---- PROVIDED MATERIAL

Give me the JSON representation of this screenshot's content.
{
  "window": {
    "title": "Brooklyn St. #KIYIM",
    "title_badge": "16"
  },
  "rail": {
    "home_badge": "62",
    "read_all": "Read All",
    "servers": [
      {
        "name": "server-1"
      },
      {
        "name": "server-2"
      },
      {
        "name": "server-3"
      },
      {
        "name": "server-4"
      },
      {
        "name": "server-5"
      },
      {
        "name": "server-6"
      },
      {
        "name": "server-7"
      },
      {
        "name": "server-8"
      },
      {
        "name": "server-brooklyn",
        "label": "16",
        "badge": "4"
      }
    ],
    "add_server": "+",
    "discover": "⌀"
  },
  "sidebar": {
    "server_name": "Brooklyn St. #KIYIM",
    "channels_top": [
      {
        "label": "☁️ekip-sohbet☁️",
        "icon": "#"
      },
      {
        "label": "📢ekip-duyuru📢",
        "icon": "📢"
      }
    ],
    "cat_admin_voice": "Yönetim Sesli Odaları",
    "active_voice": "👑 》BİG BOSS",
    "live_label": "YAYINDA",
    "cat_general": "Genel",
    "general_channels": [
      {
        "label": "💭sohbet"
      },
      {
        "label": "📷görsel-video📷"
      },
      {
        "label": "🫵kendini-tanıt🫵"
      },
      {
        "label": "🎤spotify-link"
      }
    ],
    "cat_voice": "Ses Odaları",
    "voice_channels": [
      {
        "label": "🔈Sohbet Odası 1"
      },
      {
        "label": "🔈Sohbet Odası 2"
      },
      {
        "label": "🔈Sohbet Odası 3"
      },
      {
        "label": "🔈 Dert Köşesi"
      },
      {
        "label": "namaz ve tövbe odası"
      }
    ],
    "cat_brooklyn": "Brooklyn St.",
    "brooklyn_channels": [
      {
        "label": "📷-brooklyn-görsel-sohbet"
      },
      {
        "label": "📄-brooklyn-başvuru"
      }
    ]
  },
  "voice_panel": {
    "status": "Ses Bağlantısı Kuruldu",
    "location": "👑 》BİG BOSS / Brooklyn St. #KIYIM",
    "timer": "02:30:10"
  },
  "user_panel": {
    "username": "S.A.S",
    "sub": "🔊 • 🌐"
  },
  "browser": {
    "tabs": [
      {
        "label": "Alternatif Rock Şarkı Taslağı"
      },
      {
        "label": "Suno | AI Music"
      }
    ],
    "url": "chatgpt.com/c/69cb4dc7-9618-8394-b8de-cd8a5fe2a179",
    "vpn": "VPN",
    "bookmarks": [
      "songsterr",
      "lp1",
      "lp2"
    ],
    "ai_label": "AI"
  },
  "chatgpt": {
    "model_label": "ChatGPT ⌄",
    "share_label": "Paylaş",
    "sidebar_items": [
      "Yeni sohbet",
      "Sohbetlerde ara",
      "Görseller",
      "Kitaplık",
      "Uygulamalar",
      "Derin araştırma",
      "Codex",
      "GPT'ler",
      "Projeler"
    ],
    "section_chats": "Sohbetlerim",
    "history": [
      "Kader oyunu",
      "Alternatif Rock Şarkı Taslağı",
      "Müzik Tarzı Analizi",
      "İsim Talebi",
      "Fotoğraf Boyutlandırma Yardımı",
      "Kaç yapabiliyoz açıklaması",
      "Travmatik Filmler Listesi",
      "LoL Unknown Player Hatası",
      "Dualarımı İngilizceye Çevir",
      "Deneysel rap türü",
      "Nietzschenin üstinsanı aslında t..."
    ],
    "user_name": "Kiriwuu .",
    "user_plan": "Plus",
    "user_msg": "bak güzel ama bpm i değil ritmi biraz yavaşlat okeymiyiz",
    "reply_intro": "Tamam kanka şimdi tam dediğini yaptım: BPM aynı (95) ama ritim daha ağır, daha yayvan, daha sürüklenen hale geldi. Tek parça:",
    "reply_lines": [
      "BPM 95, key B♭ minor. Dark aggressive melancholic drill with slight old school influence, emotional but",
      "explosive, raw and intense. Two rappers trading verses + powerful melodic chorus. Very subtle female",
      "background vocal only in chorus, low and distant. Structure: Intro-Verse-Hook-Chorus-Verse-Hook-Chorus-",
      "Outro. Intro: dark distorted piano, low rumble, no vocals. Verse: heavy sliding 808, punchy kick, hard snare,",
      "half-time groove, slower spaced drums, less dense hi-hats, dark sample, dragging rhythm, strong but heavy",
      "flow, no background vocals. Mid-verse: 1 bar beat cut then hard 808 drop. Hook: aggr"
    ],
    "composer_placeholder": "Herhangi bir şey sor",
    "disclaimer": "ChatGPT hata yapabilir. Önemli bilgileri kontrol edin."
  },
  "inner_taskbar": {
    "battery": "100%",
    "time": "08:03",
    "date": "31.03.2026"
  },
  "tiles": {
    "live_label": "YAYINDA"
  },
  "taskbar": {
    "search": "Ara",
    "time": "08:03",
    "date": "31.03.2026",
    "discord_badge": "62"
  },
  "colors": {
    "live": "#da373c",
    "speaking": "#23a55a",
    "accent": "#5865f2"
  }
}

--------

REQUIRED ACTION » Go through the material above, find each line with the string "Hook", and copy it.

OUTPUT FOR THIS EXERCISE »
      "background vocal only in chorus, low and distant. Structure: Intro-Verse-Hook-Chorus-Verse-Hook-Chorus-",
      "flow, no background vocals. Mid-verse: 1 bar beat cut then hard 808 drop. Hook: aggr"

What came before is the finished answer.